# Work request
Return the entries below verbatim. Pictures stay out.

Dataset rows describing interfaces
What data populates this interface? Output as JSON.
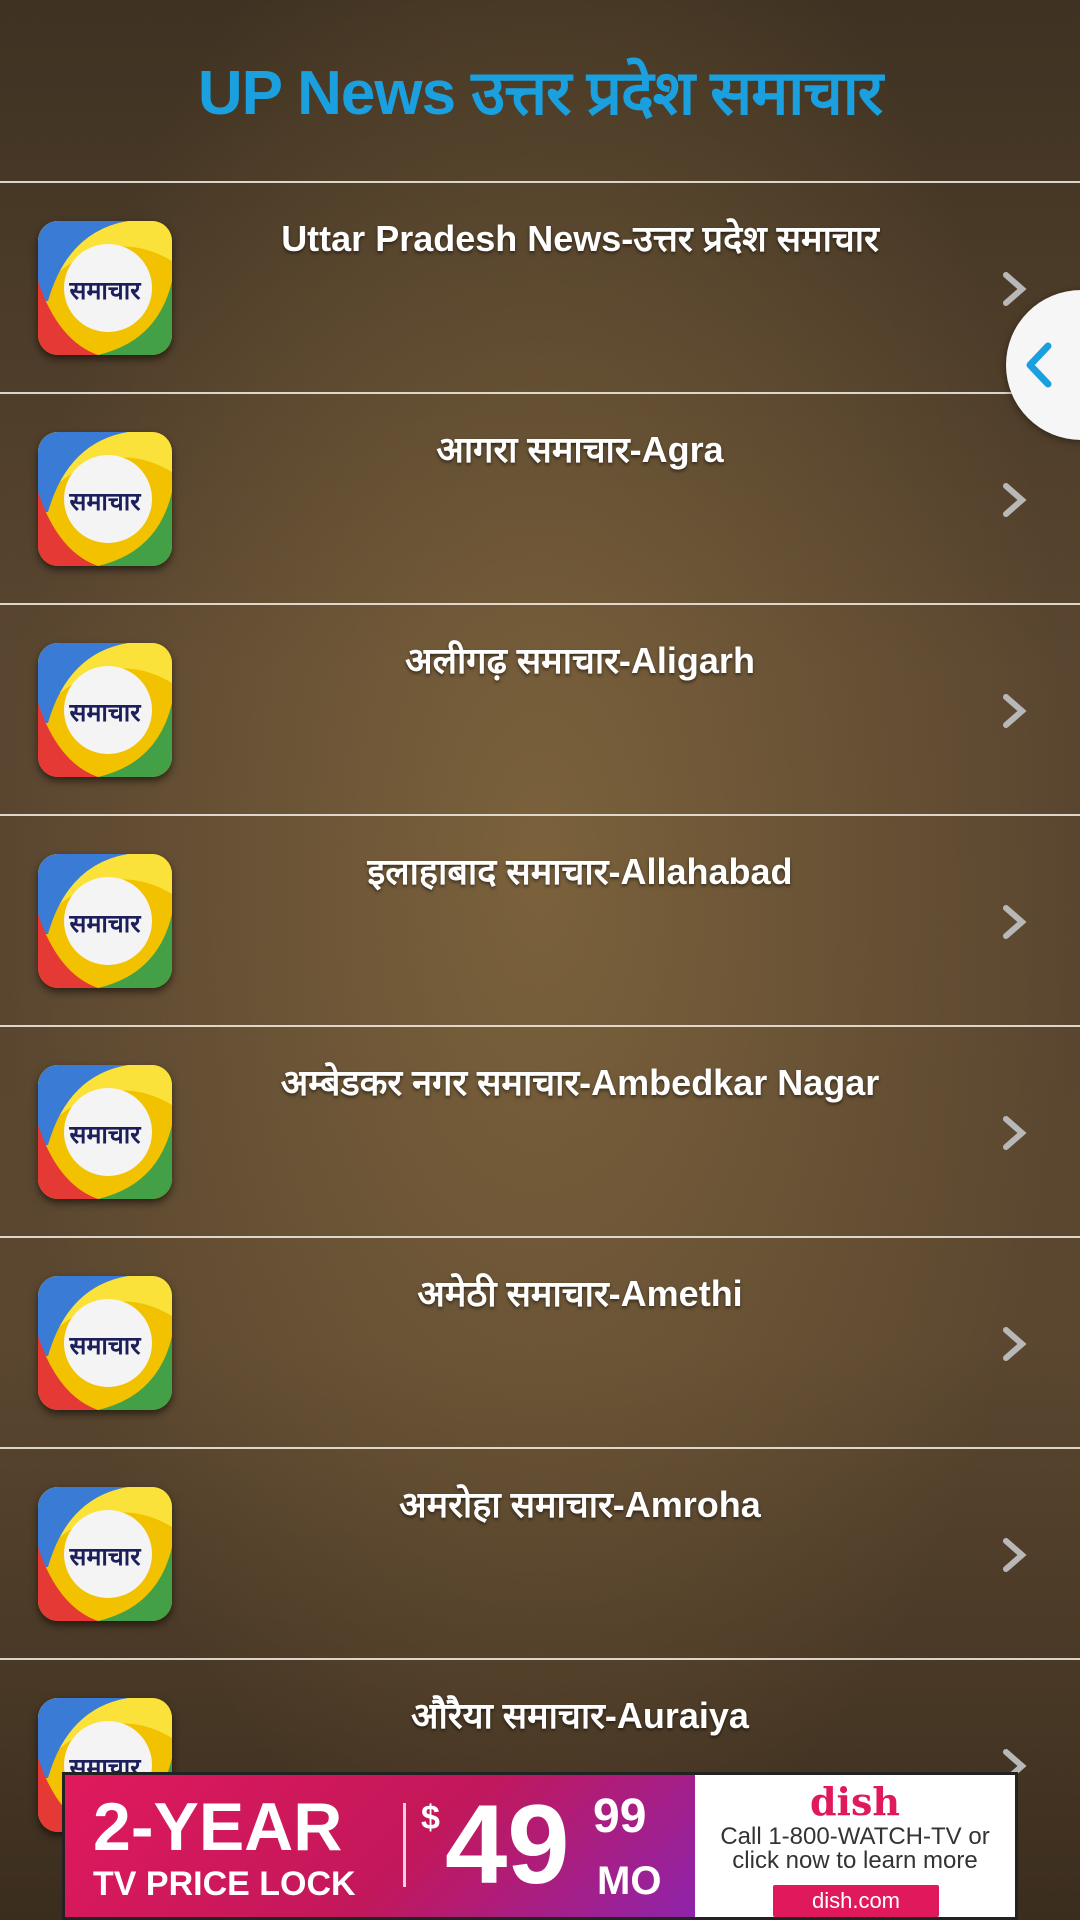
{
  "header": {
    "title": "UP News उत्तर प्रदेश समाचार"
  },
  "icon_text": "समाचार",
  "news_list": [
    {
      "label": "Uttar Pradesh News-उत्तर प्रदेश समाचार"
    },
    {
      "label": "आगरा समाचार-Agra"
    },
    {
      "label": "अलीगढ़ समाचार-Aligarh"
    },
    {
      "label": "इलाहाबाद समाचार-Allahabad"
    },
    {
      "label": "अम्बेडकर नगर समाचार-Ambedkar Nagar"
    },
    {
      "label": "अमेठी समाचार-Amethi"
    },
    {
      "label": "अमरोहा समाचार-Amroha"
    },
    {
      "label": "औरैया समाचार-Auraiya"
    }
  ],
  "icons": {
    "row_chevron": "chevron-right-icon",
    "side_tab": "chevron-left-icon"
  },
  "colors": {
    "title": "#1aa0de",
    "ad_pink": "#e0195c"
  },
  "ad": {
    "headline": "2-YEAR",
    "subline": "TV PRICE LOCK",
    "currency": "$",
    "price": "49",
    "cents": "99",
    "period": "MO",
    "brand": "dish",
    "copy": "Call 1-800-WATCH-TV or click now to learn more",
    "cta": "dish.com"
  }
}
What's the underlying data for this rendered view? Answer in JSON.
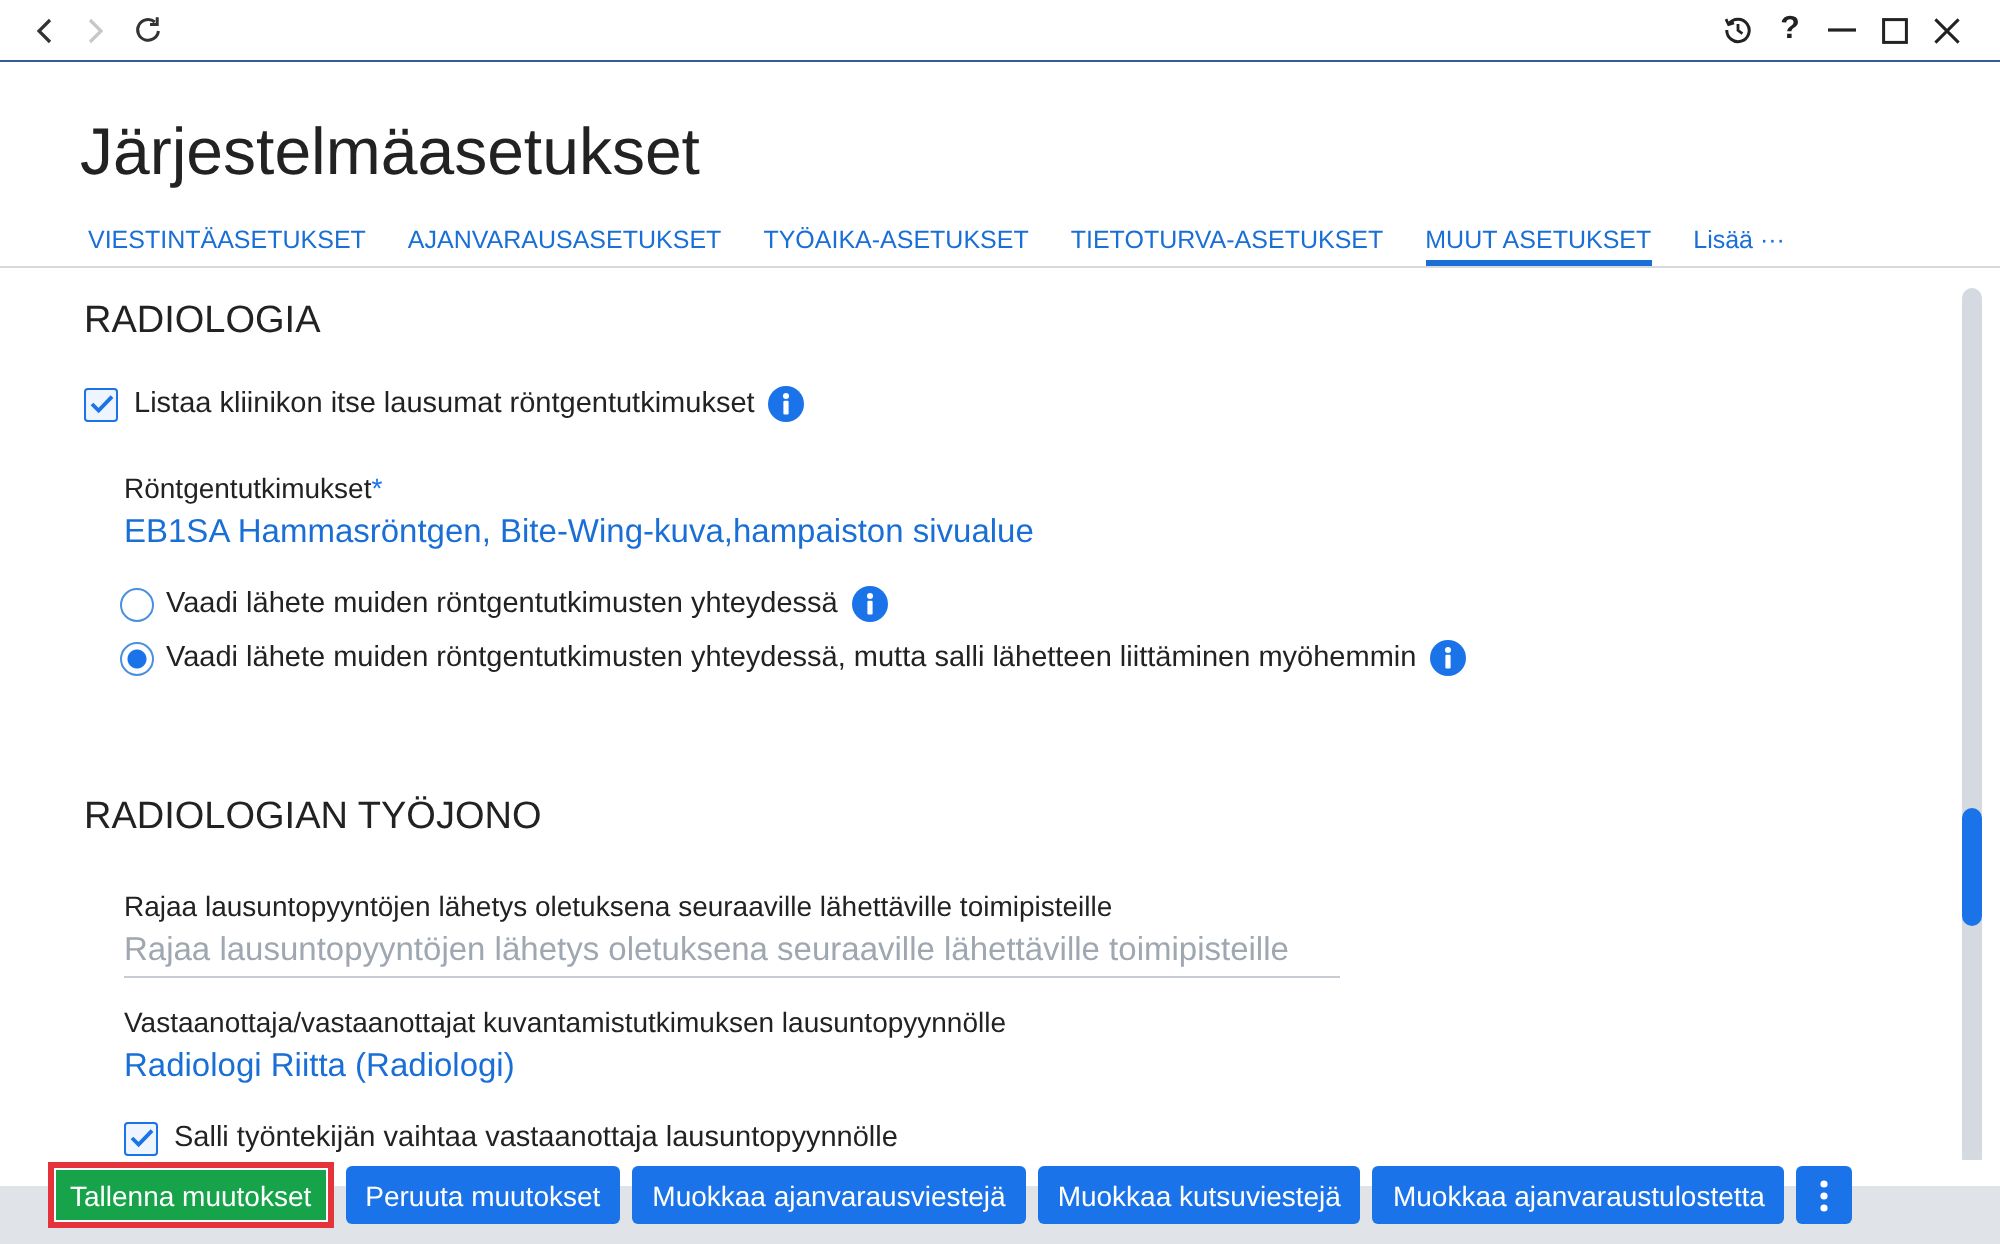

# Exercise solution
What data populates this interface? Output as JSON.
{
  "header": {
    "title": "UP News उत्तर प्रदेश समाचार"
  },
  "icon_text": "समाचार",
  "news_list": [
    {
      "label": "Uttar Pradesh News-उत्तर प्रदेश समाचार"
    },
    {
      "label": "आगरा समाचार-Agra"
    },
    {
      "label": "अलीगढ़ समाचार-Aligarh"
    },
    {
      "label": "इलाहाबाद समाचार-Allahabad"
    },
    {
      "label": "अम्बेडकर नगर समाचार-Ambedkar Nagar"
    },
    {
      "label": "अमेठी समाचार-Amethi"
    },
    {
      "label": "अमरोहा समाचार-Amroha"
    },
    {
      "label": "औरैया समाचार-Auraiya"
    }
  ],
  "icons": {
    "row_chevron": "chevron-right-icon",
    "side_tab": "chevron-left-icon"
  },
  "colors": {
    "title": "#1aa0de",
    "ad_pink": "#e0195c"
  },
  "ad": {
    "headline": "2-YEAR",
    "subline": "TV PRICE LOCK",
    "currency": "$",
    "price": "49",
    "cents": "99",
    "period": "MO",
    "brand": "dish",
    "copy": "Call 1-800-WATCH-TV or click now to learn more",
    "cta": "dish.com"
  }
}
What's the underlying data for this rendered view? Answer in JSON.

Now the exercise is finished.